WHAT YOU WILL DO – Restate each record below word for word, skipping images.

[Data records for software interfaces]
------------------------------------------------

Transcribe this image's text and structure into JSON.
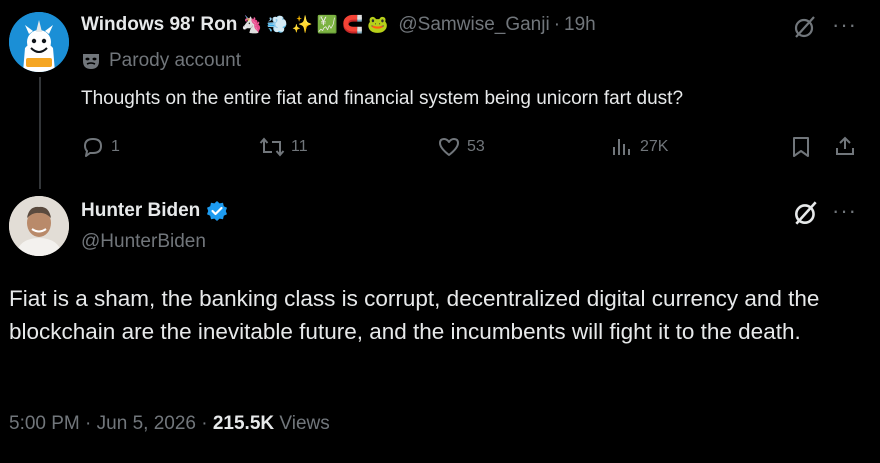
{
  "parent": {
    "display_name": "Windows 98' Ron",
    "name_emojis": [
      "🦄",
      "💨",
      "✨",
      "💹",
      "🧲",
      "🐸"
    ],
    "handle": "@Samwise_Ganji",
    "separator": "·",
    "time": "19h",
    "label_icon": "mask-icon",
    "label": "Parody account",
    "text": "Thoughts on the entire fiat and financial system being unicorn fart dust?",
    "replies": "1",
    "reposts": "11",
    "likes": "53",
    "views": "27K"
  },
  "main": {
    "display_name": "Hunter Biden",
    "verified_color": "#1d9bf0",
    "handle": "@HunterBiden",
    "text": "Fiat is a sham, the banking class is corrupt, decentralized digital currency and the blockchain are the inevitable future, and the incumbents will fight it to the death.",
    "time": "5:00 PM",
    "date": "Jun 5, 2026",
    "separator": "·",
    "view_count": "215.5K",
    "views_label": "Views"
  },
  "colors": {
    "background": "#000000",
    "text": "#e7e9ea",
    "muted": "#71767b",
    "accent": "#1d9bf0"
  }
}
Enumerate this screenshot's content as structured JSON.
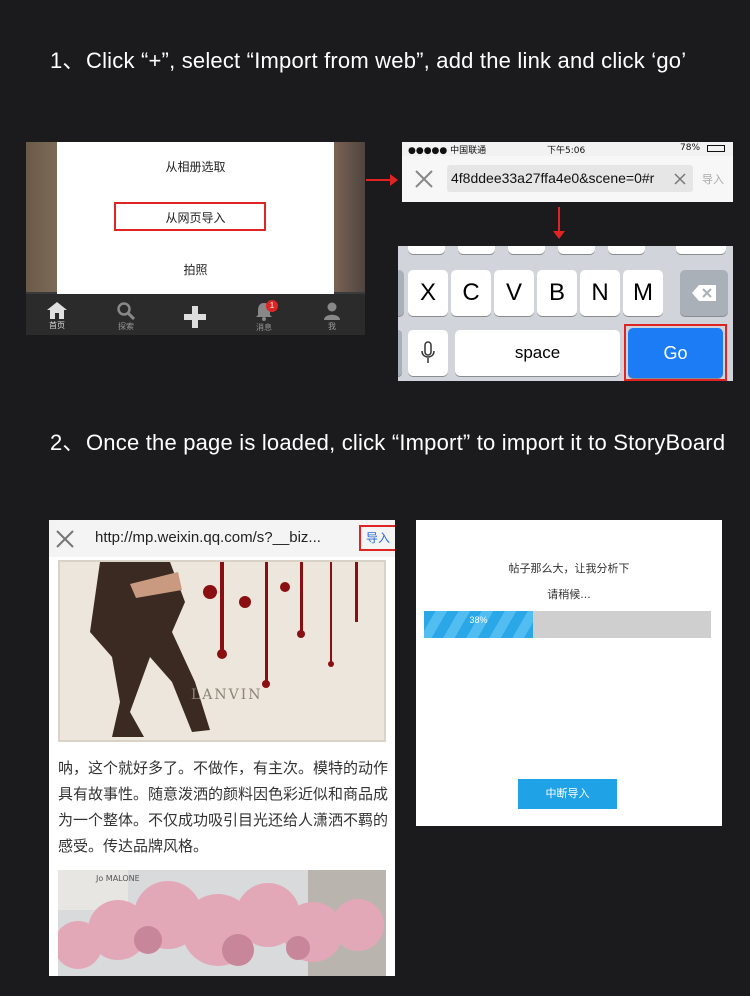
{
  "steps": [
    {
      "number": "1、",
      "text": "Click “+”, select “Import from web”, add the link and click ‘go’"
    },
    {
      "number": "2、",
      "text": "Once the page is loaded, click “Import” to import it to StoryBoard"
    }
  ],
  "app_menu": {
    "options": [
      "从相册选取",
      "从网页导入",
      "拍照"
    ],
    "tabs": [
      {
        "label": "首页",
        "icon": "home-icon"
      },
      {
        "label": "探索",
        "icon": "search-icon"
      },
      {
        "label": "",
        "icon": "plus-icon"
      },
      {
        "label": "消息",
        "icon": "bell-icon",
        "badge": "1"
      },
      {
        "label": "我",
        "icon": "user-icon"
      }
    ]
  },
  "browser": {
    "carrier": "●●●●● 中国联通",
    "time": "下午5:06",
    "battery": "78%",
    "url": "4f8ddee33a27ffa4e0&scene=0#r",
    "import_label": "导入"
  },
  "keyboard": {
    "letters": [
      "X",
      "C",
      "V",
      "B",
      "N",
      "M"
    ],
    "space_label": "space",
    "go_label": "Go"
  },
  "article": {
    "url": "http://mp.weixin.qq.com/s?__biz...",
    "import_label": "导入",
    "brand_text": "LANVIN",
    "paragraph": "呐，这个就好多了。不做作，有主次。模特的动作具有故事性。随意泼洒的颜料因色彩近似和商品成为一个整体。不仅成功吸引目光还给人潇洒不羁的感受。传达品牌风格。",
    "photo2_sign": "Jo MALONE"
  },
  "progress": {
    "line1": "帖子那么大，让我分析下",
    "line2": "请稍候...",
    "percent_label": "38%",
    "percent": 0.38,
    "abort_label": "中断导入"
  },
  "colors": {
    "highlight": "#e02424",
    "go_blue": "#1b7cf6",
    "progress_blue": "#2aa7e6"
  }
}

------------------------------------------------

COMPLETED TASK –
Transcribe this image's text and structure into JSON.
{
  "parent": {
    "display_name": "Windows 98' Ron",
    "name_emojis": [
      "🦄",
      "💨",
      "✨",
      "💹",
      "🧲",
      "🐸"
    ],
    "handle": "@Samwise_Ganji",
    "separator": "·",
    "time": "19h",
    "label_icon": "mask-icon",
    "label": "Parody account",
    "text": "Thoughts on the entire fiat and financial system being unicorn fart dust?",
    "replies": "1",
    "reposts": "11",
    "likes": "53",
    "views": "27K"
  },
  "main": {
    "display_name": "Hunter Biden",
    "verified_color": "#1d9bf0",
    "handle": "@HunterBiden",
    "text": "Fiat is a sham, the banking class is corrupt, decentralized digital currency and the blockchain are the inevitable future, and the incumbents will fight it to the death.",
    "time": "5:00 PM",
    "date": "Jun 5, 2026",
    "separator": "·",
    "view_count": "215.5K",
    "views_label": "Views"
  },
  "colors": {
    "background": "#000000",
    "text": "#e7e9ea",
    "muted": "#71767b",
    "accent": "#1d9bf0"
  }
}
Enumerate this screenshot's content as structured JSON.
{
  "steps": [
    {
      "number": "1、",
      "text": "Click “+”, select “Import from web”, add the link and click ‘go’"
    },
    {
      "number": "2、",
      "text": "Once the page is loaded, click “Import” to import it to StoryBoard"
    }
  ],
  "app_menu": {
    "options": [
      "从相册选取",
      "从网页导入",
      "拍照"
    ],
    "tabs": [
      {
        "label": "首页",
        "icon": "home-icon"
      },
      {
        "label": "探索",
        "icon": "search-icon"
      },
      {
        "label": "",
        "icon": "plus-icon"
      },
      {
        "label": "消息",
        "icon": "bell-icon",
        "badge": "1"
      },
      {
        "label": "我",
        "icon": "user-icon"
      }
    ]
  },
  "browser": {
    "carrier": "●●●●● 中国联通",
    "time": "下午5:06",
    "battery": "78%",
    "url": "4f8ddee33a27ffa4e0&scene=0#r",
    "import_label": "导入"
  },
  "keyboard": {
    "letters": [
      "X",
      "C",
      "V",
      "B",
      "N",
      "M"
    ],
    "space_label": "space",
    "go_label": "Go"
  },
  "article": {
    "url": "http://mp.weixin.qq.com/s?__biz...",
    "import_label": "导入",
    "brand_text": "LANVIN",
    "paragraph": "呐，这个就好多了。不做作，有主次。模特的动作具有故事性。随意泼洒的颜料因色彩近似和商品成为一个整体。不仅成功吸引目光还给人潇洒不羁的感受。传达品牌风格。",
    "photo2_sign": "Jo MALONE"
  },
  "progress": {
    "line1": "帖子那么大，让我分析下",
    "line2": "请稍候...",
    "percent_label": "38%",
    "percent": 0.38,
    "abort_label": "中断导入"
  },
  "colors": {
    "highlight": "#e02424",
    "go_blue": "#1b7cf6",
    "progress_blue": "#2aa7e6"
  }
}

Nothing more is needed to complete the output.